Frelinghuysen Morris House & Studio Director Kinney Frelinghuysen commented that "it is unfortunate for such a beautiful painting to be removed from public view" as it will now go into a private collection.
Morris’ paintings, sculptures, frescoes and archives and those of his wife Suzy Frelinghuysen, can be viewed at the Frelinghuysen Morris House & Studio in Lenox, MA in their International-style house, along with their collection of Master Cubist paintings. The house-museum is opens June 25 for hourly guided tours Thursday-Sunday.
"For a culture vulture, whizzing through the Hudson River Valley and across the Berkshires in Massachusetts en route to somewhere else can be frustrating," writes Post-Gazette reporter Mackenzie Carpenter. Read the full article
"A window into a world that participated intimately in the art of mid-20th century America..."
"Their love of art permeates the grounds and seeps into our souls..."
"This was the best museum experience I've ever had..."
"We came away from the visit energized and enthusiastic and thoroughly impressed..."
"It's so rare to find a house tour where all the furniture hasn't been looted..."
- Edward, curator
"There is a friendliness and excitement that one doesn't find in bigger museums..."
"I wish I could have known them..."
"You feel like they would walk in at any moment..."
"The simplicity of the architecture allows the nature around it to become more in focus..."
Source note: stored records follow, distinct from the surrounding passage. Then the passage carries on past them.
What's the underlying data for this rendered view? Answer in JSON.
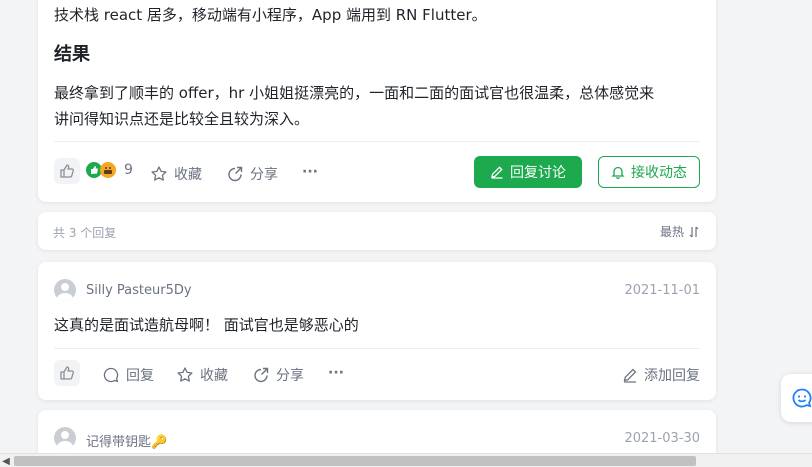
{
  "post": {
    "tech_line": "技术栈 react 居多，移动端有小程序，App 端用到 RN Flutter。",
    "result_heading": "结果",
    "result_para_1": "最终拿到了顺丰的 offer，hr 小姐姐挺漂亮的，一面和二面的面试官也很温柔，总体感觉来",
    "result_para_2": "讲问得知识点还是比较全且较为深入。",
    "actions": {
      "reaction_count": "9",
      "collect_label": "收藏",
      "share_label": "分享",
      "more_label": "···",
      "reply_label": "回复讨论",
      "follow_label": "接收动态"
    }
  },
  "comments_header": {
    "count_label": "共 3 个回复",
    "sort_label": "最热"
  },
  "comments": [
    {
      "username": "Silly Pasteur5Dy",
      "date": "2021-11-01",
      "text": "这真的是面试造航母啊！  面试官也是够恶心的",
      "reply_label": "回复",
      "collect_label": "收藏",
      "share_label": "分享",
      "more_label": "···",
      "add_reply_label": "添加回复"
    },
    {
      "username": "记得带钥匙",
      "username_emoji": "🔑",
      "date": "2021-03-30"
    }
  ],
  "colors": {
    "brand_green": "#1da94e",
    "text_primary": "#1f2329",
    "text_muted": "#6b7280",
    "page_bg": "#f3f4f6"
  },
  "icons": [
    "thumbs-up-icon",
    "star-icon",
    "share-icon",
    "pencil-icon",
    "bell-icon",
    "comment-icon",
    "sort-icon",
    "smile-chat-icon"
  ]
}
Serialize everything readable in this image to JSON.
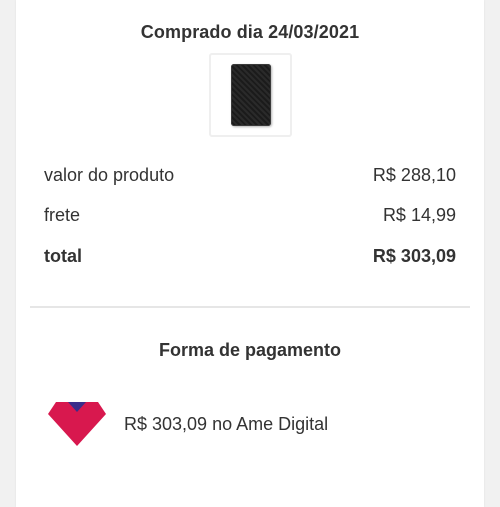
{
  "purchase": {
    "title": "Comprado dia 24/03/2021",
    "product_image": "external-hard-drive-image"
  },
  "summary": {
    "product_label": "valor do produto",
    "product_value": "R$ 288,10",
    "shipping_label": "frete",
    "shipping_value": "R$ 14,99",
    "total_label": "total",
    "total_value": "R$ 303,09"
  },
  "payment": {
    "title": "Forma de pagamento",
    "method_icon": "ame-digital-logo-icon",
    "method_text": "R$ 303,09 no Ame Digital"
  },
  "colors": {
    "ame_red": "#d8184e",
    "ame_blue": "#3a2d8a"
  }
}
"'Park Avenue Cubists' George Morris and Suzy Frelinghuysen were a defiantly nonconformist presence in the conventional world of Forties Massachusetts. The ample fruits of their aesthetic rebellion — their own Abstract frescoes and pieces by celebrated artist friends — can still be seen in the couple's newly restored home, as Carol Prisant discovers..."
Click here to download the 10-page PDF.